Normal service of success from the spot reconvened when Effenberg, Baraja, Lizarazu, Kily González and Thomas Linke all converted. It would then be left to defender Mauricio Pellegrino after 13 others had come and gone. Pellegrino had been impressive all campaign for Los Che, and to help them secure a European title after last year’s misfortunes would be fitting. What would stand in between him and that glory was Oliver Kahn, however.
From outside the penalty area, Pellegrino sprinted at an angle towards the spot that could only mean one way. A shot with the inside of his foot was aimed towards the far corner of the goal and, sure enough, Kahn guessed correctly. Saved. Bayern had just secured their first European Cup for more than 25 years.
For the retribution of pain and anguish from a few years prior for one side, the suffering continued for another. Valencia, for the second consecutive season, finished runners-up in the Champions League final. An elusive trophy, they would feel a bitter injustice that nothing could remedy, other than the cup itself.
Many assumed that Cúper would, at some point or another, leave the club. He did at the end of the season and was later hired by Inter. After a couple of years, he would return to his former club Mallorca in Spain and take on another eight jobs after that. Cúper, remarkably, has been involved in professional football for the last four decades, though his search for intercontinental silverware remains evasive.
The 2001 Valencia side diverged and branched into different areas. Albelda, Baraja and Cañizares would all remain at the club until the end of their careers, amassing 1,166 appearances between them, with Baraja having returned in a coaching capacity since then.

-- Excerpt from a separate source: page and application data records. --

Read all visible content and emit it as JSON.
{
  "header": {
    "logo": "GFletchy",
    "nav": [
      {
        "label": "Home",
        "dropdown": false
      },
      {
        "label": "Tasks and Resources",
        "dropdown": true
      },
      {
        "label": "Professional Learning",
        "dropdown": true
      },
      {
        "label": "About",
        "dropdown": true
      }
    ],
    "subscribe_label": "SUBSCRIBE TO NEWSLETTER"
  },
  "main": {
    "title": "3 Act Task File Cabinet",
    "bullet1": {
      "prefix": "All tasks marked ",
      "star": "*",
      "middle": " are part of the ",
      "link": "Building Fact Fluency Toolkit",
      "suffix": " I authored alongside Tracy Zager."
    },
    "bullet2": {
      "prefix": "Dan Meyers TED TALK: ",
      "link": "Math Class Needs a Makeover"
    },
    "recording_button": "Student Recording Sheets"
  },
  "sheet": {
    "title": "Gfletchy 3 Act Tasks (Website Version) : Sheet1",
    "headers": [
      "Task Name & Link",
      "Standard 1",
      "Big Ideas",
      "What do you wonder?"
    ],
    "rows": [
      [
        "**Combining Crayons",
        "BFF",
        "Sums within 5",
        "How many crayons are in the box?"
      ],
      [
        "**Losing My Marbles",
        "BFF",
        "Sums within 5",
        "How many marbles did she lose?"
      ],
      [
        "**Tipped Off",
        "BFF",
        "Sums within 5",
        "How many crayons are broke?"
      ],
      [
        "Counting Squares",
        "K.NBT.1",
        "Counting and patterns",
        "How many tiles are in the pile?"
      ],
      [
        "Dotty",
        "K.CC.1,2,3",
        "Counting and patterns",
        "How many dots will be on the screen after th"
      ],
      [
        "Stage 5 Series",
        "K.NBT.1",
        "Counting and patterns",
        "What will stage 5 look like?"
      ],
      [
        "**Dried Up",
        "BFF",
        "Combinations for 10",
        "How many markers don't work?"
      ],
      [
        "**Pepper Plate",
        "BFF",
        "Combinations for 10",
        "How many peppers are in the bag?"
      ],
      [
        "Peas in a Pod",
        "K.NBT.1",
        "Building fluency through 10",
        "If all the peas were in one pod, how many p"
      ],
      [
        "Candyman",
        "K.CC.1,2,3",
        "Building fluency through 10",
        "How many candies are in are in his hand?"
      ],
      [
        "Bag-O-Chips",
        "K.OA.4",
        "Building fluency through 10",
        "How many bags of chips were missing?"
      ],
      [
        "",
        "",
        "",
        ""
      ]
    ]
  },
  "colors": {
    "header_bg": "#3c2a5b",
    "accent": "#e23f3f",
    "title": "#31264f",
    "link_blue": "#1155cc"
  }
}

The ruthless centre of defence, in Ayala and Pellegrino, went elsewhere. The former played out his days at Real Zaragoza and Racing Club in his native Argentina, whilst the latter had an unremarkable spell with Liverpool before returning to Spain with Alavés.
Mendieta became something of a fabled hero with Middlesbrough, despite that troubled stint with Lazio, with Carew doing similar at Aston Villa and featuring for several others, including both Stoke City and West Ham, in the process.
Since then, Los Che have remained unable to remain consistently successful. The rise of Atlético Madrid and Sevilla in recent years, with both having won and retained European titles on four separate occasions since then, leaves their work cut out for them. When the club decided to let go of Juan Mata, David Silva and David Villa, it spelt a sharp decline.
At the beginning of the new decade, Roberto Soldado was the club’s leading goalscorer in three consecutive campaigns. He has since left, struggled to replenish that scintillating form, and returned to his native Spain in the form of Villarreal. Though they struggled in the Champions League, two of those three seasons were third-place league finishes.
Soldado lamented his exit and disastrous spell with Tottenham, putting it down to mentality. “I think in the end what let me down was my head; for whatever reason, it wasn’t right,” he told the Guardian‘s Sid Lowe in an interview. Now the talk of the town revolves around Paco Alcácer, and fears of when – and not if – he will leave.
You can only really describe Valencia to be in permanent slumber at the moment, sleepwalking into further derision. When they will wake up is anyone’s guess, but the teams of yesteryear serve as a reminder of not just who they once were, but also what they wish they had become.
By Nicolas Kituno. Follow @n_kituno